It is not difficult to infer from both the appellate decision and, perhaps even more particularly, the trial decision that neither court was impressed by the employer’s behaviour. Indeed, Fergeau J. was blunt in saying, “Tbaytel could have aborted the hiring of Mr. Benoit. He had been hired on a probationary basis effective February 19, 2007. They chose not to in favour of bringing Mr. Benoit on board assuming they could accommodate Ms. Colistro, whom Mr. Diedrich described as a ‘valuable employee.’” [SCJ, para. 275] And he was explicitly or implicitly critical of at least Ms Seeley and Mr. Diedrich’s testimony. Associate Chief Justice Hoy draws the interests starkly at the outset of the Court of Appeal’s decision: “This appeal considers the consequences that flow from a company’s decision to place its business interests above the expectations and concerns of a valued, long-time employee” (CA, para. 1].

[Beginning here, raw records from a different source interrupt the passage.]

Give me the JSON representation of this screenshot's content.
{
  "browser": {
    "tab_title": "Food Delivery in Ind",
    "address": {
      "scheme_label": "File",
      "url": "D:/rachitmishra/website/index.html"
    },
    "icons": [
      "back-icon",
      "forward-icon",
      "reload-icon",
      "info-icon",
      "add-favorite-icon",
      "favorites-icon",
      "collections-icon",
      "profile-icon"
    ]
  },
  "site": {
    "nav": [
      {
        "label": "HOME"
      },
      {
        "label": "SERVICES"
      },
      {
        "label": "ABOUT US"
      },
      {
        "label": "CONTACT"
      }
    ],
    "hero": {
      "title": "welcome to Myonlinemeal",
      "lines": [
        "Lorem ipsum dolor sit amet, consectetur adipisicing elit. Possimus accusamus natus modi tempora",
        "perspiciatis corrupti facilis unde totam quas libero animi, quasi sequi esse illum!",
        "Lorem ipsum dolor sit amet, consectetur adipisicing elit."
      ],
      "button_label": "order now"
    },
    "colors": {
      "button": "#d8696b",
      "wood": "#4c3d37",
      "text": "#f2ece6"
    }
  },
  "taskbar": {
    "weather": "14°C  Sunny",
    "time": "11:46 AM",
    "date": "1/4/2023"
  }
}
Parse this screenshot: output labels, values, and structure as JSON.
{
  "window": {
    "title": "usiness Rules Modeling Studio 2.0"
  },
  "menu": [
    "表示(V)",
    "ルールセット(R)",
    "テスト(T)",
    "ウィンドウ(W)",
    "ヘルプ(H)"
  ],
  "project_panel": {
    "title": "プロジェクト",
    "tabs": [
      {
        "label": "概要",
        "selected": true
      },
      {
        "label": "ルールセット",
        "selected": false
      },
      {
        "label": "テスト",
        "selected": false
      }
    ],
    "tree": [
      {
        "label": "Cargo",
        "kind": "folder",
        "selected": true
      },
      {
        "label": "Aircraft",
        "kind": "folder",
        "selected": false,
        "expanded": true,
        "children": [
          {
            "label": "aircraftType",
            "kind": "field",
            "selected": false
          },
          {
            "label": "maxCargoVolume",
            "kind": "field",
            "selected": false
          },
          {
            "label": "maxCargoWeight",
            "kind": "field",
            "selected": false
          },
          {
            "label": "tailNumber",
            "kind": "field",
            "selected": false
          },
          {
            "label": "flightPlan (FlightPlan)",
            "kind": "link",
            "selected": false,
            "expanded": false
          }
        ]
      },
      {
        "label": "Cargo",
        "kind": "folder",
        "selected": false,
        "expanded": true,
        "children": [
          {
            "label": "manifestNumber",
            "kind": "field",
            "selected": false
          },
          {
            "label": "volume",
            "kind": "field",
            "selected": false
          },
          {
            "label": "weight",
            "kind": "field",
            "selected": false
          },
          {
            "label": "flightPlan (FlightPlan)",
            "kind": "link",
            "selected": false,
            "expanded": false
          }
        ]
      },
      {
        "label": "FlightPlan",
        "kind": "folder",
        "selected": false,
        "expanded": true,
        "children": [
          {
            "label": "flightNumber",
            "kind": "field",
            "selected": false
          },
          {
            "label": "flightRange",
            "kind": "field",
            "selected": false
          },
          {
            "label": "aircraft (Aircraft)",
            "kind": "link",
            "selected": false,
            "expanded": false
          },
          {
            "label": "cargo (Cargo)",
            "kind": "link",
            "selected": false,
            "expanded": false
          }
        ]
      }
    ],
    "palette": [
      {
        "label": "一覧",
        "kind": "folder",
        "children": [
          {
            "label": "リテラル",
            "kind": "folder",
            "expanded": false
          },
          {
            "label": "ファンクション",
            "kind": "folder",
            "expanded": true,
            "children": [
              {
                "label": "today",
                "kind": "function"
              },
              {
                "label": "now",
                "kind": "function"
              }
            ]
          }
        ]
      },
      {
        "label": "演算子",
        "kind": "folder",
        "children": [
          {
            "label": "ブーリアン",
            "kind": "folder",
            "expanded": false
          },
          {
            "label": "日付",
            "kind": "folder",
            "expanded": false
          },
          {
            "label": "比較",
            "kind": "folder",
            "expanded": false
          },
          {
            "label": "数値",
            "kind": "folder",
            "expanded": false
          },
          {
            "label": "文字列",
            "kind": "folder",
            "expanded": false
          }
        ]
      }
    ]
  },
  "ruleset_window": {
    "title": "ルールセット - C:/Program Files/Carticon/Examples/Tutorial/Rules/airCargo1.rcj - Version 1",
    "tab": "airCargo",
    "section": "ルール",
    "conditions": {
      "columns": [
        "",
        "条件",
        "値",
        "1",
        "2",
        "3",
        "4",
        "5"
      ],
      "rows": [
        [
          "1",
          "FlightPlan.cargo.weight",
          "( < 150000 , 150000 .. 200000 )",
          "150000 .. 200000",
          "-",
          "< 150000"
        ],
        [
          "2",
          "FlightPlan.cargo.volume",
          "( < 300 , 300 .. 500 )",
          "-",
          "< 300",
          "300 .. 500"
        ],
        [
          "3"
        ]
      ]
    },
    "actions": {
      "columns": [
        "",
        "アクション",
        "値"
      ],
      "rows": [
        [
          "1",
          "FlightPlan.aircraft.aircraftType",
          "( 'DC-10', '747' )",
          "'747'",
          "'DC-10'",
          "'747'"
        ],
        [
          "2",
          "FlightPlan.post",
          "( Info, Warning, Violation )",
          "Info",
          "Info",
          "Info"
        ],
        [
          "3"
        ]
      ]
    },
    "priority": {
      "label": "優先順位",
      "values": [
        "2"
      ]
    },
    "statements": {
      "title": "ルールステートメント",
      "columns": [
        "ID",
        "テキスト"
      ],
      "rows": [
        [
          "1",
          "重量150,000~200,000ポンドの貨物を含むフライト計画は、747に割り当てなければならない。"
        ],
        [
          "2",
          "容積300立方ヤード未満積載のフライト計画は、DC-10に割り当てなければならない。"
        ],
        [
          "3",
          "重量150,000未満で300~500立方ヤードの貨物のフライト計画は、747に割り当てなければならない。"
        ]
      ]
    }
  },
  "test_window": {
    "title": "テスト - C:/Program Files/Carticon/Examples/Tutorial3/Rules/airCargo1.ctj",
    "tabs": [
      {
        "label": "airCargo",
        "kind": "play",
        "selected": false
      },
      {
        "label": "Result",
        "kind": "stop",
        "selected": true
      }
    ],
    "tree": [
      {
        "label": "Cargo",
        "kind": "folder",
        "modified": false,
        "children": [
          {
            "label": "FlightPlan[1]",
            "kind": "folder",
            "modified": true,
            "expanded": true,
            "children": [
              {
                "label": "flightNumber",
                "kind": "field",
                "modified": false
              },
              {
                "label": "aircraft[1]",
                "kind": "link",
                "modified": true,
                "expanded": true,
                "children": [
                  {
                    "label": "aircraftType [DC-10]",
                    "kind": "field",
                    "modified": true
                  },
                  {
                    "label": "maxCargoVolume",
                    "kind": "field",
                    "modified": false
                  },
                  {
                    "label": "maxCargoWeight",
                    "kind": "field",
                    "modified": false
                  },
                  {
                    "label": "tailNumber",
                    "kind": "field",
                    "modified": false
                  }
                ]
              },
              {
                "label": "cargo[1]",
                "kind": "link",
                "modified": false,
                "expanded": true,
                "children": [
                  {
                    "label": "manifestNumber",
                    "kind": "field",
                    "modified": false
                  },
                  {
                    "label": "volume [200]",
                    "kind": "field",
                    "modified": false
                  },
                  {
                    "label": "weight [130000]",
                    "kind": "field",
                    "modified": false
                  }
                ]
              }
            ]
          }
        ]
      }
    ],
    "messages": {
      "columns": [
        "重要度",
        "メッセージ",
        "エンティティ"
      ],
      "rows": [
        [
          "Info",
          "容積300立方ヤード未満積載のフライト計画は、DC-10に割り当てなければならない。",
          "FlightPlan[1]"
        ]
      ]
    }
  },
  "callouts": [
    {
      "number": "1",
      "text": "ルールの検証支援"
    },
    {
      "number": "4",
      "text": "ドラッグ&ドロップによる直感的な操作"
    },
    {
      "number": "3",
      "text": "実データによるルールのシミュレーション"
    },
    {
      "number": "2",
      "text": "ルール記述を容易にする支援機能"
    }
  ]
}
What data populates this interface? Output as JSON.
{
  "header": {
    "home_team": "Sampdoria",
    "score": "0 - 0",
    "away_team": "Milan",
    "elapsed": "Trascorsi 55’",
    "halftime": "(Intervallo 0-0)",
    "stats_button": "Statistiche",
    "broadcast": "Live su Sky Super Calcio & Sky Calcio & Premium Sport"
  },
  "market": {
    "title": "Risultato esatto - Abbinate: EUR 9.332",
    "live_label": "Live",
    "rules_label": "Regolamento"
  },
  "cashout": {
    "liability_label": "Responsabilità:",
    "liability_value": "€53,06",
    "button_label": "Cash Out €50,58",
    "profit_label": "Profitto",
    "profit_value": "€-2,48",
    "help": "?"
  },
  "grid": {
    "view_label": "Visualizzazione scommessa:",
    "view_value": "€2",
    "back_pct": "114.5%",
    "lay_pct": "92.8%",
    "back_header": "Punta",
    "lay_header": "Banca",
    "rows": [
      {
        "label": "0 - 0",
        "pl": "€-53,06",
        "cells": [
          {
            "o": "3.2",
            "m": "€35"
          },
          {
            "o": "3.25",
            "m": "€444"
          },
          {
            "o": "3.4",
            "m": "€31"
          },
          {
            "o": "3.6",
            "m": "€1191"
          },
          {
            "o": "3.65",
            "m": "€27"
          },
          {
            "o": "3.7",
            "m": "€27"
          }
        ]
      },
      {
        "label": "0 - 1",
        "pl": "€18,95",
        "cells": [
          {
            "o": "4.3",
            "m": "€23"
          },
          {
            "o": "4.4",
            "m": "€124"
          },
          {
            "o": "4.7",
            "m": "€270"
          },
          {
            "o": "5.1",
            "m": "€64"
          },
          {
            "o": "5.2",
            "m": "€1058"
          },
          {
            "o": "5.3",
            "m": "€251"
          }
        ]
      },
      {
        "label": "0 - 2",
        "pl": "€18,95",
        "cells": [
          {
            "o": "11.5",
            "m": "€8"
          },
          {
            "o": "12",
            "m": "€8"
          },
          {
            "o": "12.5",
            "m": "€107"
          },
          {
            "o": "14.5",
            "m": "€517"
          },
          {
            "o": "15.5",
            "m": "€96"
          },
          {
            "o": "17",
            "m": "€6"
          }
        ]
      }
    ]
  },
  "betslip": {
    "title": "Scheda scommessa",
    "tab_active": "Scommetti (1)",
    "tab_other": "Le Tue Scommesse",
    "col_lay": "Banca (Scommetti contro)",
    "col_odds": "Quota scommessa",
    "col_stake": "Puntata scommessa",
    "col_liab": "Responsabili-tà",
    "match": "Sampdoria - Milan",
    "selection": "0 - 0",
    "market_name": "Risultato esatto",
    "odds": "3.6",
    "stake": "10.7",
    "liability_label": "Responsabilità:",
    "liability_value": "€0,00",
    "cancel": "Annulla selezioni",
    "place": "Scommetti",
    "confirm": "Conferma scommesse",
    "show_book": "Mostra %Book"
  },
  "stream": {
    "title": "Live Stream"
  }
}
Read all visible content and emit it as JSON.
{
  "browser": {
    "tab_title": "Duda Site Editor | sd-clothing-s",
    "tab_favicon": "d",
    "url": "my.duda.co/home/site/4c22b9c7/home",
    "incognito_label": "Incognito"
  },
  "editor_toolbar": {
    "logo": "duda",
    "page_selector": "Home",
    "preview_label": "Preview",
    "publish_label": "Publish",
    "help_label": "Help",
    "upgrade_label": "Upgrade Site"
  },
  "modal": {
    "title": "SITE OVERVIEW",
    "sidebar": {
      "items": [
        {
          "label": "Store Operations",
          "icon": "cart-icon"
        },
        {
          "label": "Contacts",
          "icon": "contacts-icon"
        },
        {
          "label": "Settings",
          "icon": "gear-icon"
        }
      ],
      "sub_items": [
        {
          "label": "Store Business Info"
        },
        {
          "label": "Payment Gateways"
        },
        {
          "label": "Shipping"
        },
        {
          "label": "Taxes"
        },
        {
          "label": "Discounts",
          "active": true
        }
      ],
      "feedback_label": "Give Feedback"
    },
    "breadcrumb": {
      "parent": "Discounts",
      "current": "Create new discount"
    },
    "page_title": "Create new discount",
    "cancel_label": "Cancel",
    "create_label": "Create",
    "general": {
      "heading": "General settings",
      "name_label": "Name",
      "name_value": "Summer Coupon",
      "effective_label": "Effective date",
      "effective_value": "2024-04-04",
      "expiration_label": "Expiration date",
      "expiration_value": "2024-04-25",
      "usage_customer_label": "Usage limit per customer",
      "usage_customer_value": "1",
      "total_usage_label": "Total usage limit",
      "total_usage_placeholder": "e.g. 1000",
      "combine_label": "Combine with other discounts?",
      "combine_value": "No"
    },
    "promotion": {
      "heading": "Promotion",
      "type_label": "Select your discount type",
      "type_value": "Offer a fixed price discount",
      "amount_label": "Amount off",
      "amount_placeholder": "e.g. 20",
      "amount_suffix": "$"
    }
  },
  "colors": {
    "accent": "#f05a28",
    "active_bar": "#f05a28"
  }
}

Nevertheless, in thinking about how the parties fared, we are left with this: Mr. Diedrich and Ms Seeley hired the person they wanted, despite his previous conduct at the City, and Ms Calistro forced to remember that previous conduct, had to leave her workplace and a job about which she said she “felt very good, felt wonderful about my job, loved my job, enjoyed going to work” [SCJ, para. 34]. And while she received some vindication, perhaps, in the success of her claim of constructive dismissal, she ended with having to pay her own lawyer and a $200,000 costs award, on the one hand and net damages of $114,082 (including the $100,000 Honda award) on the other. The choices for Ms Calistro, it seems, was to reconcile herself to seeing her harasser on some regular or irregular basis, knowing that ultimately he was preferred by Mr. Diedrich and Ms Seeley to her, or agreeing to settle (she refused more financially favourable settlement offers), but not to seek vindication through the courts. Even when the courts are sympathetic, lawyers would advise most clients that personal vindication can come at a high cost.